§ Task directions: Every line below that holds the string "major" should be copied.

_ _ _

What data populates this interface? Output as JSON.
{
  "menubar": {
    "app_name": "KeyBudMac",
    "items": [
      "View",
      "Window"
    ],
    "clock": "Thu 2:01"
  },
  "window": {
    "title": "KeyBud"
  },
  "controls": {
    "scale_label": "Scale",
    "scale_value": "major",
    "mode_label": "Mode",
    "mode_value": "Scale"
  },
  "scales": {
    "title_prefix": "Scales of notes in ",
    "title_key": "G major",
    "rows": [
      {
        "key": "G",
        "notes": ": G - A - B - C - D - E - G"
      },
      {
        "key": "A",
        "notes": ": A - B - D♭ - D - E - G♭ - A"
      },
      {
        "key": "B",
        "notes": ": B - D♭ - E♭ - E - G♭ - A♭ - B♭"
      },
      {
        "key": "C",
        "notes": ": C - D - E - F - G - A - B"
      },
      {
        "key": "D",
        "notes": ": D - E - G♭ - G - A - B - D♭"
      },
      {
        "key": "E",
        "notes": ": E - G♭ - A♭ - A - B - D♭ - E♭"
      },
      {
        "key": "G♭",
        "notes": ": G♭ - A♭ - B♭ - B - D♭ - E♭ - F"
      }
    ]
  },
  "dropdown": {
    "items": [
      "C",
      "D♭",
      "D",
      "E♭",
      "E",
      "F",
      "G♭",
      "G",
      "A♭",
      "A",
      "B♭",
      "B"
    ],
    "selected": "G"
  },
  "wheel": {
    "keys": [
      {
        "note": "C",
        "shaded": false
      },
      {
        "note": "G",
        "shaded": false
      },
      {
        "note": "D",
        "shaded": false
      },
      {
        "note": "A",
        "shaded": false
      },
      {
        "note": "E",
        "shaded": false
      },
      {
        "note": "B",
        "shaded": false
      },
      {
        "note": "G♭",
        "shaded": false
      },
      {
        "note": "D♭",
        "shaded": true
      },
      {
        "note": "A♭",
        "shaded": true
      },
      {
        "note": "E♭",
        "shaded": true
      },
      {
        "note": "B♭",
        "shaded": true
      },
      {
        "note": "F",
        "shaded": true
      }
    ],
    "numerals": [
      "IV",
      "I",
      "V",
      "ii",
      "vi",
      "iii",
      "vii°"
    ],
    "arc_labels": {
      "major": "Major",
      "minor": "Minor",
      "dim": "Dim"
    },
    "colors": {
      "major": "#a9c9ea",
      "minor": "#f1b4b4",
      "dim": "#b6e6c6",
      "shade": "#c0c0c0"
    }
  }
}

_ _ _

§ Problem solution:
    "scale_value": "major",
    "title_key": "G major",
      "major": "Major",
      "major": "#a9c9ea",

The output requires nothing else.